When we listen from our own frame of reference we practice selective listening.  Selective listening generates one of four classes of response.  Based on our baggage, we evaluate communication by agreeing or disagreeing. We probe, asking questions based on our own point of view. We advise, providing counsel based on our experience. Finally we interpret, ascribing motivation based on our motives and behaviors. Our scripting makes it difficult to both hear what is really being said and understanding the emotions and feelings behind what is being said.  Both are required for true communication. The alternative is to put ourselves behind the eyes of speaker, seeking to hear from their frame of reference leads to deeper understanding.

When we fail to listen and understand, we tend to act first then have to take the time to pick up the pieces afterwards.
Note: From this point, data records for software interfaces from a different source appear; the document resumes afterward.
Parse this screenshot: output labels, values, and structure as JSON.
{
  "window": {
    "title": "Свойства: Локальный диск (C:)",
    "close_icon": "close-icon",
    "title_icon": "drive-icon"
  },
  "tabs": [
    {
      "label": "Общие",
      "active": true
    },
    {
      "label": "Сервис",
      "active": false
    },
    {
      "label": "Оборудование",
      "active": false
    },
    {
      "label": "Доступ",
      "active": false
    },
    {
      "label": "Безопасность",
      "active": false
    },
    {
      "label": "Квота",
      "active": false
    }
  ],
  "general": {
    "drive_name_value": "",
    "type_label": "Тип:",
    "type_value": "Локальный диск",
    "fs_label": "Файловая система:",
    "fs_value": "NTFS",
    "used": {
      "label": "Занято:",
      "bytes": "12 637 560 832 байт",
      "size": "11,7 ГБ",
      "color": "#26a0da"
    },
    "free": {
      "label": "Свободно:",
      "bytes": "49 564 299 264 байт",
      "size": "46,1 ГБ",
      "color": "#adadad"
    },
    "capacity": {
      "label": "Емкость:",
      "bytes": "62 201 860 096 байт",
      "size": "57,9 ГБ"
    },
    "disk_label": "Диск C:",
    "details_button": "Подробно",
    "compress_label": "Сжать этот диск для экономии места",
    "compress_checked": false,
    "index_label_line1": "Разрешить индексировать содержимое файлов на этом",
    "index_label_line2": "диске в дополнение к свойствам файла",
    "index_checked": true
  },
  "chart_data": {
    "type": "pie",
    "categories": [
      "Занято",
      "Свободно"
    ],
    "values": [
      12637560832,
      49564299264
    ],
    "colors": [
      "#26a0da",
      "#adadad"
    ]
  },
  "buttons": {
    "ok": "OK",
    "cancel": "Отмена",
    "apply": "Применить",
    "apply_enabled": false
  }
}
For example, would you trust a doctor that prescribed before taking time to diagnose the problem? No, the expectation would be that the doctor listen and communication with the patient (assuming that is possible) first.

In this habit Covey identifies four stages of listening:

  1. Mimicking – This the classic pattern of feeding back.  In my estimation, this form of listening confuses hearing with understanding.
  2. Rephrase the content – In this stage of listening the listener paraphrases what is heard.  This is typically what is referred to as active listening.  It helps develop a bridge between the listener and the speaker.
  3. Reflect feeling – The stage of listening focuses on reflecting the feelings behind the communication.  The focus on feeling makes the listener put himself in speaker’s shoes.  This stage reflects a change in the listener’s frame of reference.
  4. Empathic listening – This stage is the most powerful form of listening in which the listener plays back both the content though rephrasing, but also the feelings.  The focus is understanding the whole communication package (content and feeling) which allows the listener to build powerful rapport.

Empathic listening requires listening as if you were behind the eyes of the speaker. In many cases when we are not practicing empathic listening, it is because we are listening to be understood. In other words, we are listening just enough that we can craft a response. How many meetings or teleconferences have you participated in and been guilty of listening with the intent to reply rather than with to really hear the other participants’ points of view?

Anyone that works in a corporate environment spends a huge amount of time in meetings, presentations and teleconferences. Huge quantities of words and slides are shared with the assumption that communication is occurring. Even if you are not spending the majority of your time in meetings, you still rely on communication.  Developing the ability to listen empathically forces you to listen from the speaker’s frame of reference, resulting in a deeper understanding.